Of course, modern chiropractic has tried to divorce itself from the vertebral subluxation, and attempted to evolve into the slightly more mainstream chiropractic treatment technique that involves manual therapy, including manipulation of the spine, other joints, and soft tissues. Chiropractic treatment also includes exercises and health and lifestyle counseling. Barely anything more than a good masseuse would provide to an individual.
Despite this evolution of chiropractic to the point that some health insurance companies actually pay for the procedures, chiropractic is a typical pseudoscience–make outlandish claims, minimize or ignore the risks, and make money off of those who think, or want to believe, that it works.
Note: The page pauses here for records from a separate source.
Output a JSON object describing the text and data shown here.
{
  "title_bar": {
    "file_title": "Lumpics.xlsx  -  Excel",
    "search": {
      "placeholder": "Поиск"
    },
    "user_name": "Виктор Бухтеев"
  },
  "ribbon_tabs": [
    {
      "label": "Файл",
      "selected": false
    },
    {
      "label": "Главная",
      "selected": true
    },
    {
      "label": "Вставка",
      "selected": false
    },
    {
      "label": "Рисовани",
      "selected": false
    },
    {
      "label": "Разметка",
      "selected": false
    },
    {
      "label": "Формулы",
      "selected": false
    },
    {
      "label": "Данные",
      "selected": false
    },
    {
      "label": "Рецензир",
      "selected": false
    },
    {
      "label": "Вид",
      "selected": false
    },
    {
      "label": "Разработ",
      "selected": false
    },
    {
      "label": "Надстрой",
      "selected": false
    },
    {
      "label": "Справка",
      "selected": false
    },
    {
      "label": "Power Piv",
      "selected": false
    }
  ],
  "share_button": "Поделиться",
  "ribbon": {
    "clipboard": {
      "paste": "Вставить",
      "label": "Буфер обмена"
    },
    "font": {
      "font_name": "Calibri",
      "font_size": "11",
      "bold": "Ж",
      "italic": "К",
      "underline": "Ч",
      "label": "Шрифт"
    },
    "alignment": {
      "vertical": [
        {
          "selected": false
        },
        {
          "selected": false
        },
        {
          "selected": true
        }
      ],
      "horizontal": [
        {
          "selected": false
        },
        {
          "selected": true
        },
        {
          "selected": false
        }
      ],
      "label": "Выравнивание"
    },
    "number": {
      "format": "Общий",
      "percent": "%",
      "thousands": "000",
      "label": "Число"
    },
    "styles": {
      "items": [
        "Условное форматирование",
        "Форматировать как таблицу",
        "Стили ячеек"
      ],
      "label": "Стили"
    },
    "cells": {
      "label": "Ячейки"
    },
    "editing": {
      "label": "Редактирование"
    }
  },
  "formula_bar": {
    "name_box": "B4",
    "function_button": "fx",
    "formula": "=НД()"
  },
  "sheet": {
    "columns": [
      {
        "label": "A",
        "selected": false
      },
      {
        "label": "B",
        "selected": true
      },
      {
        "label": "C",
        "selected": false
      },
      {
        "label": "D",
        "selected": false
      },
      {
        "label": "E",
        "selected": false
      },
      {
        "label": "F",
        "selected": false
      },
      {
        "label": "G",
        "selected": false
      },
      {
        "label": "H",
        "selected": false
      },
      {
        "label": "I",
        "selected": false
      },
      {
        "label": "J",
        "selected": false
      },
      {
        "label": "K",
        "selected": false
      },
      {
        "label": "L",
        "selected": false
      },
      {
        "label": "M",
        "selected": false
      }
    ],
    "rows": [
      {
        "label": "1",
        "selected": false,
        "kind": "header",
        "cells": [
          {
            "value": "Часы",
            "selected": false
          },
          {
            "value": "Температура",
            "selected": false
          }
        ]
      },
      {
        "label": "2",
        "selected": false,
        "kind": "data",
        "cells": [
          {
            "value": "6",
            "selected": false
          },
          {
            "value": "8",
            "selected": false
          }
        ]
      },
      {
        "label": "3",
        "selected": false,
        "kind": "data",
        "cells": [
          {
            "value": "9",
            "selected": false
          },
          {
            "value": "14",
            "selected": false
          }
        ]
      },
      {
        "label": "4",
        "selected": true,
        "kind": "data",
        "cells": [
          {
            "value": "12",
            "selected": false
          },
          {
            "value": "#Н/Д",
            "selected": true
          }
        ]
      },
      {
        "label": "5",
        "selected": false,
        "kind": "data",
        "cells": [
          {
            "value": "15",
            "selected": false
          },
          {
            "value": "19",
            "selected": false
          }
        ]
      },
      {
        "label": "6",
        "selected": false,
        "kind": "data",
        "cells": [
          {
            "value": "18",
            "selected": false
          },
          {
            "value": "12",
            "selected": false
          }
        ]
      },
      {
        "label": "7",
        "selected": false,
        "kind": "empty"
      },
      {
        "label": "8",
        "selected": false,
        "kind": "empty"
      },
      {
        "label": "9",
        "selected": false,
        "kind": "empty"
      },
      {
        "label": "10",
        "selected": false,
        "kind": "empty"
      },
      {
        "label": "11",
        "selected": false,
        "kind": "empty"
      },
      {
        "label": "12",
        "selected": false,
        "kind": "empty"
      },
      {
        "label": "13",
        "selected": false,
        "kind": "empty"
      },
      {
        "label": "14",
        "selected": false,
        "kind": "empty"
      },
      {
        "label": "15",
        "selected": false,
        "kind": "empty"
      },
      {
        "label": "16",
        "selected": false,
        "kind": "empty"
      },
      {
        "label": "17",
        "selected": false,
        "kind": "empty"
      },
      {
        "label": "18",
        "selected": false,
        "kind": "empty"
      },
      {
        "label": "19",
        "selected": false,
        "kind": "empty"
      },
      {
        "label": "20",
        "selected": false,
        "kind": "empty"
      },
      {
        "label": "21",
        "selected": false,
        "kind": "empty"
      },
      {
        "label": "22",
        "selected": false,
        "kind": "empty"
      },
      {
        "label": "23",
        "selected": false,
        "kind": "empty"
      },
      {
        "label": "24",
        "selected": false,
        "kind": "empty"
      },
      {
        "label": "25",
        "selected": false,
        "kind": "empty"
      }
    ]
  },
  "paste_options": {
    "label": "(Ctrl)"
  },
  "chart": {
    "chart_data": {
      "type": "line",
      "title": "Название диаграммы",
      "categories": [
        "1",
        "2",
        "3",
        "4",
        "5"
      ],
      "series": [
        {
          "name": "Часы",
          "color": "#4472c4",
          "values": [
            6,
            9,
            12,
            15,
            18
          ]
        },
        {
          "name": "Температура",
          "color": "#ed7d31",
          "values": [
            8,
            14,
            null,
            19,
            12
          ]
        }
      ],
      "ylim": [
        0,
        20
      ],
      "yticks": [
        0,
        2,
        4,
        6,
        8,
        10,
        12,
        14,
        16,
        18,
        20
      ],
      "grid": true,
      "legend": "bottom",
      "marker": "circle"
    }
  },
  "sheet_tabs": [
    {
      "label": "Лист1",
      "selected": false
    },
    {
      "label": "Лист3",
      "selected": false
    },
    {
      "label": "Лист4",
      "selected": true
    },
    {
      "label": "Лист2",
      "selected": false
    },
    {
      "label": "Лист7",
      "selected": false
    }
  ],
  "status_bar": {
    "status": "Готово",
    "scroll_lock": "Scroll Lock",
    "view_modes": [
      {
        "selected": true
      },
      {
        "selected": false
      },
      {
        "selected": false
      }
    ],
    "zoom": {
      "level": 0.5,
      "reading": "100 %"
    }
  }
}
It’s appalling that some people, many who think that vaccines are dangerous (they’re not), believe that a chiropractor, who has very little real medical training, should manipulate the neck of a baby to treat some imaginary, or even real, condition. It boggles the mind.
So, what does real science say about chiropractic?
Via Open Parachute
The web site “Natural News” is a prime source of information for alternative and “natural” health enthusiasts. It promotes a lot of misinformation on fluoridation and is often cited by anti-fluoridation propagandists. So – no surprise to see a recent campaign in social media promoting a Natural News article Natural News exclusive: Fluoride used in U.S. water supplies found contaminated with lead, tungsten, strontium, aluminum and uranium.
The article was dutifully tweeted ad nauseum and of course local anti-fluoride campaigners also dutifully and uncritically promoted it. But no-one actually looked at the data in the article to see if it was in any way meaningful or supported the claims of contamination being made. In fact, it is just another example of the sort of misrepresentation I referred to in the article Fluoridation: emotionally misrepresenting contamination. That is, people getting hysterical about contamination data which actually show very low levels of contaminants. Getting hysterical about numbers just because they are numbers without any understanding of what they mean.
Lead researcher – the Health Ranger
Mike Adams, who calls himself the Health Ranger, wrote the article which pretends to be a scientific investigation of contaminants in 6 samples of sodium fluoride obtained from Chinese sources. He reports the maximum and average values of a number of contaminants. Of course he uses parts per billion (ppb) because that gives him larger numbers by a factor of 1000 than the usually used parts per million (ppm). I will convert his values for readers and compare them with values found in Australia and New Zealand for contaminants in fluorosilicic acid, the most commonly used fluoridation chemical (actually fluorosilicic acid is also the most commonly used fluoridation chemical in the USA – so its strange that the “Health Ranger’ didn’t analyse that).
The table below compares “the Health Ranger’s” analytical values with those for fluorosilicic acid reported in my article Fluoridation: emotionally misrepresenting contamination. Also included are the regulated maximum values for these two fluoridation chemicals. I have included . . .